As a huge Secret Chiefs 3 fan I was very interested in Hashshashin’s second album Badakhshan. After all the Sydney based trio cited Secret Chiefs 3 as an influence along with Om, another personal favorite of mine. Although the musical approach of these Australians is rather similar to that of Ishraqiyun, one of many Secret Chiefs 3 satellite bands, we’re not dealing with copy cats at all.
Like Ishraqiyun Hashshashin uses authentic Middle Eastern instruments and mixes those with Western rock music, but the focus and inspiration is different. Hashshashin consists of Evan McGregor (drums, percussion), Lachlan R. Dale (guitars, bouzouki and many more stringed instruments) and Cameron Macdonald (bass). The album title is named after a province in the far east of Afghanistan. The band celebrates the rich cultural history of this region by using instruments from this area like the Persian setar, the Parmiri setar and the Afghan rabab. A few of the song titles refer to the Badakhshan region as well.
The spine of the music of Hashshashin is still the guitar-drums-bass set up, but it weaves perfectly together with the Middle Eastern elements. Crossing The Panj is one of the many highlights. The song has a beautiful flow and build up. You can imagine crossing the panj river when you listen to this composition. In Death In Langar and Sarhadd the focus is more on the Middle Eastern instruments. Both songs really emphasize the beauty of these instruments and the additional use of the violin works really well too.
In Shrine Of The Wakhan Hashshashin sets a more post rock vibe with the guitar parts and rhythm section changing pace and volume quite regularly. The twelve minute composition The Taklamakan might be the best composition on this album. Mostly because of the beautiful build up, variety of moods and use of instruments.

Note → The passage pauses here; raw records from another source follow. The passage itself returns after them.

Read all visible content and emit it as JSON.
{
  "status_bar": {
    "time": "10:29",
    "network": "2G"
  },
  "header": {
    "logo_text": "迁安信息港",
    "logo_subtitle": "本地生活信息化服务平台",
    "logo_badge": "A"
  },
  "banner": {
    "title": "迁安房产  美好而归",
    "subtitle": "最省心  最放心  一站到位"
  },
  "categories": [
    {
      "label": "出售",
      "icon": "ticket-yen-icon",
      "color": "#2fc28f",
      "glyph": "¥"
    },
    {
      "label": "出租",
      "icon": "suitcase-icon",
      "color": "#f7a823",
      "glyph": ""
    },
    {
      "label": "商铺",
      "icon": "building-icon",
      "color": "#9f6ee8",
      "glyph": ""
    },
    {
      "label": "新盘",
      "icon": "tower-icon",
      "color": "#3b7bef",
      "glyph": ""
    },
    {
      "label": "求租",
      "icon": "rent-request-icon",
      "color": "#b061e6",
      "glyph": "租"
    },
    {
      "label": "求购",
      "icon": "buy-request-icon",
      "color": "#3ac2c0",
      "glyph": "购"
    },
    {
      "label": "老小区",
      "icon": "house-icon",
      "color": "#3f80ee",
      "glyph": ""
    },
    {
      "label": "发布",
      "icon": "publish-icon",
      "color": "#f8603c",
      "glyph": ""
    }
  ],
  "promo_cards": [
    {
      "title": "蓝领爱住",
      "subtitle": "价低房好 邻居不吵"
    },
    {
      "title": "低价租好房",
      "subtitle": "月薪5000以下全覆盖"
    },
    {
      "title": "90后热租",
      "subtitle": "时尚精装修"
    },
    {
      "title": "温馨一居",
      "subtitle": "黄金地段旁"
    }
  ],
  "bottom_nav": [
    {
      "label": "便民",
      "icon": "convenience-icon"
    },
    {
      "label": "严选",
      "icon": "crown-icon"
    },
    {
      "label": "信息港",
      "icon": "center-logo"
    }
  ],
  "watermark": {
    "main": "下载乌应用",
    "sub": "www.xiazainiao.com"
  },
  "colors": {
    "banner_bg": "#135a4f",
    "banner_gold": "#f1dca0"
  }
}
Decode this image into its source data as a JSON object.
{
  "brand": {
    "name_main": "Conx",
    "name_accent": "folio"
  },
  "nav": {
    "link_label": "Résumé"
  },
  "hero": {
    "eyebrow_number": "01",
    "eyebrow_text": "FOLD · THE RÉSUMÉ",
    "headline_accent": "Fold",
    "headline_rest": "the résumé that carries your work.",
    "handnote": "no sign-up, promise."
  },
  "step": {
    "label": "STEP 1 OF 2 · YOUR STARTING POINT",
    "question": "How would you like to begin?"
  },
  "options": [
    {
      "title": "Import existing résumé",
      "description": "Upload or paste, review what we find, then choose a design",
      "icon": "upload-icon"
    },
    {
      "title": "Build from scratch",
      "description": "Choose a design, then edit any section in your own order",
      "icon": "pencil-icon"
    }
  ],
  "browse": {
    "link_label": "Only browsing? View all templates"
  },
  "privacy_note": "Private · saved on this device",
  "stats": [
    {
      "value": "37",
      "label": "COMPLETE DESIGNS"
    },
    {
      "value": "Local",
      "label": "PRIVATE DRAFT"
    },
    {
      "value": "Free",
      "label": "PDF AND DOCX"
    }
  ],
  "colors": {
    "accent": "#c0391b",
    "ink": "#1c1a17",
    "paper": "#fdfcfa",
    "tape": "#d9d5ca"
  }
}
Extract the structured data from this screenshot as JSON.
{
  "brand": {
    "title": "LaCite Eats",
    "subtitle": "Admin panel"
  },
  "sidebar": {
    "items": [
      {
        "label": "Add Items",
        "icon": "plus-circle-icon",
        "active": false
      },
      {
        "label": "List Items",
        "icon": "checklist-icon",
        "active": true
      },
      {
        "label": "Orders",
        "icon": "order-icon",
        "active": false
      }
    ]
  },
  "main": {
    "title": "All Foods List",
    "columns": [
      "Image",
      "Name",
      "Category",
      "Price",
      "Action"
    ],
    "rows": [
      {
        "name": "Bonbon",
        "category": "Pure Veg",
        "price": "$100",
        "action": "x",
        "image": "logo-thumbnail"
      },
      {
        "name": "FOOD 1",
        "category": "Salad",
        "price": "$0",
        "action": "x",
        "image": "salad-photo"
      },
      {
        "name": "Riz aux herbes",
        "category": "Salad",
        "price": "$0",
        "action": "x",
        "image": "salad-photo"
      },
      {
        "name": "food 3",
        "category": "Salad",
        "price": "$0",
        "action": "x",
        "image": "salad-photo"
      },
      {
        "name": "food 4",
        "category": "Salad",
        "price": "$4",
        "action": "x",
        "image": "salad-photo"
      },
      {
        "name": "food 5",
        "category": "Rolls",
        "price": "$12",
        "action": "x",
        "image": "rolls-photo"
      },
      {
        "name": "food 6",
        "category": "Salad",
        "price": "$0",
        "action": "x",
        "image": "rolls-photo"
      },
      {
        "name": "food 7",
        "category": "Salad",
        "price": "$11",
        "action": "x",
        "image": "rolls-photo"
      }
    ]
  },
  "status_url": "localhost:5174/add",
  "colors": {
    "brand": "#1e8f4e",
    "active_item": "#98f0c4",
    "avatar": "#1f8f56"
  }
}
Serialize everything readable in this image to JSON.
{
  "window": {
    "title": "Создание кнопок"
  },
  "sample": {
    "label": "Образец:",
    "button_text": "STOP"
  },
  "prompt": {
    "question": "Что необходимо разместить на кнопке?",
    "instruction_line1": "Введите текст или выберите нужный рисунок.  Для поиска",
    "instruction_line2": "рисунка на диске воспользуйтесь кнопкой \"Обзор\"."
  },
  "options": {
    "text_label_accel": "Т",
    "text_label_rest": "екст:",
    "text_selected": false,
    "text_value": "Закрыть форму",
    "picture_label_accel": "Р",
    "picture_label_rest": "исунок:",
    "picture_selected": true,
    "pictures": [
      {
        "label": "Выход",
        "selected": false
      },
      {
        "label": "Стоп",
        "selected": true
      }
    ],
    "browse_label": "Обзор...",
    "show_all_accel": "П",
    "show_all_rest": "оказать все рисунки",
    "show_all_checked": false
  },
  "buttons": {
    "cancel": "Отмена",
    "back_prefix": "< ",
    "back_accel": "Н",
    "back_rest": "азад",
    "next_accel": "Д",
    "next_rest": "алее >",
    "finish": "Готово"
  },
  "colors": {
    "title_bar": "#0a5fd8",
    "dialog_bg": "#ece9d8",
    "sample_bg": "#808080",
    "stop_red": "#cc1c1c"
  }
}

It’s really fun diving into this record. Finding out about the Badakhshan region and the instruments the band uses. But that wouldn’t be fun if the compositions weren’t good. Luckily Hashshashin knows how to compose and play these instruments well. It’s not easy combining these different musical elements without sounding incoherent, but Badakhshan sounds focused and genuine from start to finish. Be sure to check their music on Bandcamp.